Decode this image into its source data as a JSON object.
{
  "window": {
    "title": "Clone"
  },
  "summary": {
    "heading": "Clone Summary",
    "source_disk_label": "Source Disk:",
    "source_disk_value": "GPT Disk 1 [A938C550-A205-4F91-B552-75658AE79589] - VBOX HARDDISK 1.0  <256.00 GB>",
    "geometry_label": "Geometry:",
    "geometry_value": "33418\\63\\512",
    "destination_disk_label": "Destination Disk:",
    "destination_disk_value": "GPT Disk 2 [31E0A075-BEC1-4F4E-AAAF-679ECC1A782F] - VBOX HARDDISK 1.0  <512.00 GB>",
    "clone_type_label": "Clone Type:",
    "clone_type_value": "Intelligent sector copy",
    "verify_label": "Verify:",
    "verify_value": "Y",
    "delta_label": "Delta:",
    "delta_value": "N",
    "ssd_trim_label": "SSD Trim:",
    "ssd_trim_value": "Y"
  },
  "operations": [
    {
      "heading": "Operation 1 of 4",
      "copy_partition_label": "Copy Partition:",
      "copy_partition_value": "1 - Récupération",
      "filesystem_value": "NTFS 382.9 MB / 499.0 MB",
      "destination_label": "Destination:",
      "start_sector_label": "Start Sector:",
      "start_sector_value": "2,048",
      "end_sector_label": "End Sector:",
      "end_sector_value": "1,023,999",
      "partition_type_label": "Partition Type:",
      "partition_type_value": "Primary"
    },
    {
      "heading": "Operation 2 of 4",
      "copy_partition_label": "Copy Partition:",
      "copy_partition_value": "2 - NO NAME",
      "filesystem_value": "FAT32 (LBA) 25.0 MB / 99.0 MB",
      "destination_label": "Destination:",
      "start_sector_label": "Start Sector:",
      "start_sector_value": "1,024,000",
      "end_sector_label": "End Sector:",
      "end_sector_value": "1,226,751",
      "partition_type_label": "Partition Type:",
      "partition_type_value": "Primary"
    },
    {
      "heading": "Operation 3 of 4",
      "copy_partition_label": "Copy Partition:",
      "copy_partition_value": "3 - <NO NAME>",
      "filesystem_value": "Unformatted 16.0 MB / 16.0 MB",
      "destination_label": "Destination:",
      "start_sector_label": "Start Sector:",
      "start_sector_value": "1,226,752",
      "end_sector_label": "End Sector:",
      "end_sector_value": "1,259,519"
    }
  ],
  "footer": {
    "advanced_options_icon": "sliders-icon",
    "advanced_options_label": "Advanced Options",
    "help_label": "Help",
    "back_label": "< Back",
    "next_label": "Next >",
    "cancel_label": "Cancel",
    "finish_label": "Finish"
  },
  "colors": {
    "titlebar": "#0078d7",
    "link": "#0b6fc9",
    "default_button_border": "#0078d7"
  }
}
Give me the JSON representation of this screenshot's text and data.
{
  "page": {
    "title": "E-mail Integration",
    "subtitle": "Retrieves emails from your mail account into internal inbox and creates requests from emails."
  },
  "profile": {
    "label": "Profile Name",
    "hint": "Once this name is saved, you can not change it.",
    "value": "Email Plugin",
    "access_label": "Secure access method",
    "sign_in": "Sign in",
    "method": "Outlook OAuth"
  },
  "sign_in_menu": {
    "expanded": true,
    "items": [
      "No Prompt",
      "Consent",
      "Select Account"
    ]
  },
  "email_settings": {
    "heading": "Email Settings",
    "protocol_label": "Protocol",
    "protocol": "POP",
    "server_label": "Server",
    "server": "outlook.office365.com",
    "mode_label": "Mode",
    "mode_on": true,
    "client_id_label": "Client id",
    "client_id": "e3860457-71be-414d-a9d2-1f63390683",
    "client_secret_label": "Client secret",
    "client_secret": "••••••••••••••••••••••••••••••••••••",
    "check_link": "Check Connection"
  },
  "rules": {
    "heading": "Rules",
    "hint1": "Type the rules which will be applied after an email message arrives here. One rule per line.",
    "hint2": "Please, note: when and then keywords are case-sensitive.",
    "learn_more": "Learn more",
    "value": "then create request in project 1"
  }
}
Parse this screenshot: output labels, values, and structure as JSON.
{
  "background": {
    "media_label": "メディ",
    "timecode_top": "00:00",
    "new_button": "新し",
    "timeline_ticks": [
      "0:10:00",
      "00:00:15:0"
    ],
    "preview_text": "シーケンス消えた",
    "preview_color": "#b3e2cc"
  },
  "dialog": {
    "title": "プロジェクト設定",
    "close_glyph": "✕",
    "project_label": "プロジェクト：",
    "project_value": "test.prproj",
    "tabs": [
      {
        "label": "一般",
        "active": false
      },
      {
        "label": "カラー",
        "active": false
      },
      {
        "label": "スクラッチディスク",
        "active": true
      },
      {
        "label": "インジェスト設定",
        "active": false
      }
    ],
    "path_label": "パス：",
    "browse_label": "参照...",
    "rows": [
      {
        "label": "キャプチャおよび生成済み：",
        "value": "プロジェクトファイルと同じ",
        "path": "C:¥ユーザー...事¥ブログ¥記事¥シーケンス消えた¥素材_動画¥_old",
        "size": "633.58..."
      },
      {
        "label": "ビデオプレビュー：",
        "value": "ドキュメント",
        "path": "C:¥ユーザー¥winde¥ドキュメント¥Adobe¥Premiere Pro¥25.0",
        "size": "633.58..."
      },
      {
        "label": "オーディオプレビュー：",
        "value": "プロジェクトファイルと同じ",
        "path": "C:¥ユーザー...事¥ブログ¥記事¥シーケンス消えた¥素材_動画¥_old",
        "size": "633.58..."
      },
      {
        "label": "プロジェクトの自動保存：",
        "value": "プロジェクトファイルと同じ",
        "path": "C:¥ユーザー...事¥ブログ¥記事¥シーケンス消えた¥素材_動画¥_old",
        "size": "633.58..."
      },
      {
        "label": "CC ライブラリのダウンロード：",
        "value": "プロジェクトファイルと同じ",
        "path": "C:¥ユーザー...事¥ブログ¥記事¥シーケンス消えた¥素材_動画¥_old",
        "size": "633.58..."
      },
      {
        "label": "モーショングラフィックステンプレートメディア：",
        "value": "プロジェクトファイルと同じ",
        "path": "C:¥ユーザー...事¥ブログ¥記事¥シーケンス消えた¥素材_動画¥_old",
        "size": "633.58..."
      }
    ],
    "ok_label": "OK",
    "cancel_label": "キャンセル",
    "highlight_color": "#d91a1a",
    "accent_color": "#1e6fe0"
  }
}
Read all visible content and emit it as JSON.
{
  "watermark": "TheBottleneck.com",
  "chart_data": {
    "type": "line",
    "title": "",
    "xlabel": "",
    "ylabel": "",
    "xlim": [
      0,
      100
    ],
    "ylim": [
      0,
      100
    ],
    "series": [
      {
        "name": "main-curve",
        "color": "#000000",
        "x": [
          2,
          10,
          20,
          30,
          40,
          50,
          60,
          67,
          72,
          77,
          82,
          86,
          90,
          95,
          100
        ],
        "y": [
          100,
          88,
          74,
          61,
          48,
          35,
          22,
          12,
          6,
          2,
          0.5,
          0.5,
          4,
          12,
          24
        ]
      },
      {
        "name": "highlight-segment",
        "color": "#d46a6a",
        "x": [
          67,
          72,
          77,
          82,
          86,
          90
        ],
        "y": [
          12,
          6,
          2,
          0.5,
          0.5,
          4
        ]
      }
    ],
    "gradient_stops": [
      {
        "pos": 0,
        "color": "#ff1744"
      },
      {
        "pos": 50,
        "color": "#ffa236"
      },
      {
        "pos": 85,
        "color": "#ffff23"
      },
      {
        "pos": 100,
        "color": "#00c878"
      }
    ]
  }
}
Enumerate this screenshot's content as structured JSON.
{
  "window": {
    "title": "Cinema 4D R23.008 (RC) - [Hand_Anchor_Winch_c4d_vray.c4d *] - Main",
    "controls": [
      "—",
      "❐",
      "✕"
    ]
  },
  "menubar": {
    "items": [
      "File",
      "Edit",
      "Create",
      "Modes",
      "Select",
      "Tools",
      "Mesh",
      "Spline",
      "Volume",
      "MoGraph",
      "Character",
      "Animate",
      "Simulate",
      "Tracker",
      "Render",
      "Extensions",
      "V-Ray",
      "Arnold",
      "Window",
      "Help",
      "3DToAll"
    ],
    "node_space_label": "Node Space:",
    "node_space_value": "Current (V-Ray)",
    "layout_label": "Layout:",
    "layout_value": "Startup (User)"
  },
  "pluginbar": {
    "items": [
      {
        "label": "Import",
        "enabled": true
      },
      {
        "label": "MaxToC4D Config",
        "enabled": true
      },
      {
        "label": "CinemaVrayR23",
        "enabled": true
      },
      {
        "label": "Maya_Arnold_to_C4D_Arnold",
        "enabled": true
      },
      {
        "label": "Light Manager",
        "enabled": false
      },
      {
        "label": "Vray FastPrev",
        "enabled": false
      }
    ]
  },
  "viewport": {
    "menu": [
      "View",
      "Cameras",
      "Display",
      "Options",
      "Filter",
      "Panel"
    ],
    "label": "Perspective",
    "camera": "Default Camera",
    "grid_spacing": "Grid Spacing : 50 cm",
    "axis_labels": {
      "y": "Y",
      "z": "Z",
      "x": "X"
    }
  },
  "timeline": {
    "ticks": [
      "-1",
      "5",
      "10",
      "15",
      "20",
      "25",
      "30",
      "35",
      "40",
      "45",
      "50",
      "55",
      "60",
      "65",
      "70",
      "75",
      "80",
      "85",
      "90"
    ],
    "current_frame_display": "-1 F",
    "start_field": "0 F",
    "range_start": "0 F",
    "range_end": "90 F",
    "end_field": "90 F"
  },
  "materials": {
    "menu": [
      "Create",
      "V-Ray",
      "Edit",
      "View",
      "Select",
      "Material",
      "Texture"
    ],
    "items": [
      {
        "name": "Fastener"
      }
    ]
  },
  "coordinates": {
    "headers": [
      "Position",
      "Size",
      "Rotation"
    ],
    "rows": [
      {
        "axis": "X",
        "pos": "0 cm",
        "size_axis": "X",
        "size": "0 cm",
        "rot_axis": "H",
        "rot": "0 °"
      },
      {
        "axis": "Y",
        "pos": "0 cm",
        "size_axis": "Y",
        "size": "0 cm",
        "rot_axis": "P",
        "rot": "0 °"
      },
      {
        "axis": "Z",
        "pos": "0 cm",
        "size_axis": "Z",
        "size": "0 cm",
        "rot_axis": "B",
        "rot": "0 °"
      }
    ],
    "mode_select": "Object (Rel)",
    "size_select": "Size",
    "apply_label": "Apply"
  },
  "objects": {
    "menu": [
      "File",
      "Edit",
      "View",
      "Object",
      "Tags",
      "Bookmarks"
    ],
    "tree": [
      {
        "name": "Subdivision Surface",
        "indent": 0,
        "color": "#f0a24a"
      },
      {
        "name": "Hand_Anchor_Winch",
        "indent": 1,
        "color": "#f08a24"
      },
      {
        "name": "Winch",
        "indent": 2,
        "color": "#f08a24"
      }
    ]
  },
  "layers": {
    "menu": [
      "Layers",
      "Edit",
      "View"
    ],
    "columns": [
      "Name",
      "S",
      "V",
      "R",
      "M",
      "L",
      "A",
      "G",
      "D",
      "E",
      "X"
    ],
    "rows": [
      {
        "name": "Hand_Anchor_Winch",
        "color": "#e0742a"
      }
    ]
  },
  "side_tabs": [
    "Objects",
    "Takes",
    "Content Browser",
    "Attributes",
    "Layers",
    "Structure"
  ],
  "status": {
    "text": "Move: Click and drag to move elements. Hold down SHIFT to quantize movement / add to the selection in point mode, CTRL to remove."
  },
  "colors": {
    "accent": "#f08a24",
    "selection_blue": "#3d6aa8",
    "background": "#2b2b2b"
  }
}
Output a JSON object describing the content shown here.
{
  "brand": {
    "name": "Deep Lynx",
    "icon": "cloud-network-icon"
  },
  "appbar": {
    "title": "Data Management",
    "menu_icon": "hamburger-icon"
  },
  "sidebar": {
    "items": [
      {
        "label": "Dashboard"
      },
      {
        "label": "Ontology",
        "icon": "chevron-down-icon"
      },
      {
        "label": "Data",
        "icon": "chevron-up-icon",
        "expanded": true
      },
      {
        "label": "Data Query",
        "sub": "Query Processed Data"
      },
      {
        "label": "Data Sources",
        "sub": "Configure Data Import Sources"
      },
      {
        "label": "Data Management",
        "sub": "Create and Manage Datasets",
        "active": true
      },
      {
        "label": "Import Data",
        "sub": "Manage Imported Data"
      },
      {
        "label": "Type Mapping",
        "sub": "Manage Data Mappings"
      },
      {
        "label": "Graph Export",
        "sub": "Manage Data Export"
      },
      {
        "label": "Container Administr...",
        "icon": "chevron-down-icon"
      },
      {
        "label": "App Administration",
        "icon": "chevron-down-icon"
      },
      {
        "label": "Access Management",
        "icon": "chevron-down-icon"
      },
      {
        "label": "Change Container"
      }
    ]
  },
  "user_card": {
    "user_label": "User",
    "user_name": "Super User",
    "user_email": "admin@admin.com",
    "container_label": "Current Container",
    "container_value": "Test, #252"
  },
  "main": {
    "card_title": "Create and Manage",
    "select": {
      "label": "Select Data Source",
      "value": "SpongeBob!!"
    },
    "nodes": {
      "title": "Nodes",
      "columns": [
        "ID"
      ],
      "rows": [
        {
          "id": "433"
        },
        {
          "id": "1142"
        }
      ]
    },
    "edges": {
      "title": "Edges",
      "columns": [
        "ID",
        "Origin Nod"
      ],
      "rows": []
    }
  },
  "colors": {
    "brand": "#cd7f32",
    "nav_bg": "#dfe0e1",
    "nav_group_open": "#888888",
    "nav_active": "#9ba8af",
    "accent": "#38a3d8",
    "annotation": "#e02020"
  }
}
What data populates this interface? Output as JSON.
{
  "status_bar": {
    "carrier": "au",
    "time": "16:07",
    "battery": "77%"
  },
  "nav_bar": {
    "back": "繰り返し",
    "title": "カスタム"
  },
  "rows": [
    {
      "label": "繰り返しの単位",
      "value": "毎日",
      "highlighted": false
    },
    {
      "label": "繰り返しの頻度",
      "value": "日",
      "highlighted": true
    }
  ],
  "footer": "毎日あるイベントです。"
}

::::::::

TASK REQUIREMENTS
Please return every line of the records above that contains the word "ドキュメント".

ANSWER TO THIS PROBLEM
        "value": "ドキュメント",
        "path": "C:¥ユーザー¥winde¥ドキュメント¥Adobe¥Premiere Pro¥25.0",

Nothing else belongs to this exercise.